Girls Awareness Class
Dear friends and supporters.
Phase 1 of this project has been successfully completed and 40 schools have received health and awareness training together with improved WASH facilities. Initial results indicate greatly improved school attendance particularly for girls and a much wider acceptance of menstruation and its perfectly natural part of growing up.
We are now ready to start Phase 2 which will work with 40 more schools but we need to secure funding first. Total funding required for this second phase £68000. If you can help we would be very grateful. Perhaps you know someone who might like to become part of this groundbreaking project and give a future to women and girls. Give them a future and something to look forward to!
The following is a case study of a young girl (name has been changed) from the poorest community in Nepal. This project has opened up a whole new world for her.

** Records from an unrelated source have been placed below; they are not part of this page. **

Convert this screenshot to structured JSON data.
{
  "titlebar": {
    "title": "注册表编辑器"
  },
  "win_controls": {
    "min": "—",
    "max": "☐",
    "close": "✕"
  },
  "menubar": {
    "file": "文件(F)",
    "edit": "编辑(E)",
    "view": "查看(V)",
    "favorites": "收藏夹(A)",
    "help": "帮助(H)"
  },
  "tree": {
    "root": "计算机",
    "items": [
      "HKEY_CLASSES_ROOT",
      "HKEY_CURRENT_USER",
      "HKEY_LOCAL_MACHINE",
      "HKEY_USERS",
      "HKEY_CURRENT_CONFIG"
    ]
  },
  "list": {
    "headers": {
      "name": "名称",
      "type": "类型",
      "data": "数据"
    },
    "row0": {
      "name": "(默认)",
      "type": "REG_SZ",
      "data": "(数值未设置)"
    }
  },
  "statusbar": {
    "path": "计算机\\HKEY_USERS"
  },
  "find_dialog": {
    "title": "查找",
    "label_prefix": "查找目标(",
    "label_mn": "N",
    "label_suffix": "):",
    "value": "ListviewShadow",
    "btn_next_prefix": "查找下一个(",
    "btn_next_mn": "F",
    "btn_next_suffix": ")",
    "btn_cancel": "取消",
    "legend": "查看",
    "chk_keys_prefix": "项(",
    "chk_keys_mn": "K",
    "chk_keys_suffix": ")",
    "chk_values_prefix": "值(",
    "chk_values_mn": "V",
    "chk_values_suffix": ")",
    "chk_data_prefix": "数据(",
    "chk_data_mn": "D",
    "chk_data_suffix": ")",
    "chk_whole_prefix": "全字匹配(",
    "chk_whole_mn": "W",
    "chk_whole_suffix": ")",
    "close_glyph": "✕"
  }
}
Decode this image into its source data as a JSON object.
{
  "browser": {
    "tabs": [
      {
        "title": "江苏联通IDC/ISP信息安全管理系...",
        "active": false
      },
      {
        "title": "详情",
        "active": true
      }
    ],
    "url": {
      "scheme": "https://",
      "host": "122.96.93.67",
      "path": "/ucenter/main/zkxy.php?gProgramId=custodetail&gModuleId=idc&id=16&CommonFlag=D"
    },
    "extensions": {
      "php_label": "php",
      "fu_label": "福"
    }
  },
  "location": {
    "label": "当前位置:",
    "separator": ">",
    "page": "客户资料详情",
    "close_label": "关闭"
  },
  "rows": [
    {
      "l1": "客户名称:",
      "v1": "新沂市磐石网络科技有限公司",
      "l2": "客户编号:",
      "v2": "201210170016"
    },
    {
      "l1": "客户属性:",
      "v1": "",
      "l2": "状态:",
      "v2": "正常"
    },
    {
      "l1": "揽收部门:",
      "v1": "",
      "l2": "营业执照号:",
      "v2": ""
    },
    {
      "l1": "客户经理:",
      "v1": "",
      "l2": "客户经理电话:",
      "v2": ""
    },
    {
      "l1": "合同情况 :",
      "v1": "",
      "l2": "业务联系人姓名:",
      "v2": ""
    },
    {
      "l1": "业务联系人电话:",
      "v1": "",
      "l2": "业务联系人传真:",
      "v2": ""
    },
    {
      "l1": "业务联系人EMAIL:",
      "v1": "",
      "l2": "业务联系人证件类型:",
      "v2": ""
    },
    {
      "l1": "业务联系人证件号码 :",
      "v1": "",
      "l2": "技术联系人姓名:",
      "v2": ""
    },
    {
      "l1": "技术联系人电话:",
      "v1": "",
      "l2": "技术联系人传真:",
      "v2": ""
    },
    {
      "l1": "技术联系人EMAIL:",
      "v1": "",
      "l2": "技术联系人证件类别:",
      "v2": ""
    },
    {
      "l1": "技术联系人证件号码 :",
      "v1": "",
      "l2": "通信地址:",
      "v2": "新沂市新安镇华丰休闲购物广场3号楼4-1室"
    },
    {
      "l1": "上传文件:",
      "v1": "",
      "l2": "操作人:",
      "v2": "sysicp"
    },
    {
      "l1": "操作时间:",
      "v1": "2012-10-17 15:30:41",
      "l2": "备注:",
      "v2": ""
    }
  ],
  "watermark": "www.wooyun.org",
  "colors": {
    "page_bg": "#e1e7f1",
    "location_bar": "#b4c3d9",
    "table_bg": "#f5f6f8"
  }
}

My name is Bina and I am 16 years old. I come from Galcot Municipality. My family has 5 members and we are from the Dalit community and are very poor people. I am the second child of my parents and I am a student in Class 9 in Kharuwa Secondary School in Baglung. My father is a peasant.
Before the project started our school had no proper toilets. There was no sanitary pit for disposal of used pads during the menstruation period. Due to there not being a sanitary pit in the school I always used to put the used pad in my school bag secretly and when I reached my home then I used to throw it into bush areas surrounding my home. This pattern was continued since when I studied in Class 6. Similarly, there was not a sufficient water supply to cleanse my hands after using the toilets as well as using the sanitary pads. I never went to water for a drink because the tap was inside the toilets. Due the strong, bad smell my colleagues did not use that water tap. At a critical time I had to use the tap to wash my hands and face but I had problems to open the water due to my small height. At that time I had no option and felt very humiliated and crying. Sometimes taller students used to help me to open the water.
Now we have maintained toilets with a good water supply in each cabin of toilets with connected sanitary pits to our girl's toilets. I started to throw the used pads in such sanitary pits and not putting inside my bag with my books. Similarly, I felt very happier to wash my hands and face after toilet as well as changing of the sanitary pads. DIRDC* gave support to our school to enhance the toilet upgrading/repair, improving the water supply and constructing the very impressive WASH basin fit according to the height of the students/teachers with the financial support from the Nepal Trust.
At last I am very much grateful to DIRDC and the Nepal Trust for supporting our school in the areas related to the rural school girls. It is really supporting to the poor and disadvantaged Dalit like me. My goal is to complete higher education in the future
*Dhaulagiri Intergrated Rural Development Centre.
For girls like Bina your help and support is life-changing and has opened up a whole new world for her and her friends. She now sees a future.
Thank you for your help and support and please spread the good news to all your friends and colleagues and encourage them to help too. Every little helps and encourages girls like Bina to be positive and think ahead.
Planning meeting Lahare School
New sanitary incinerator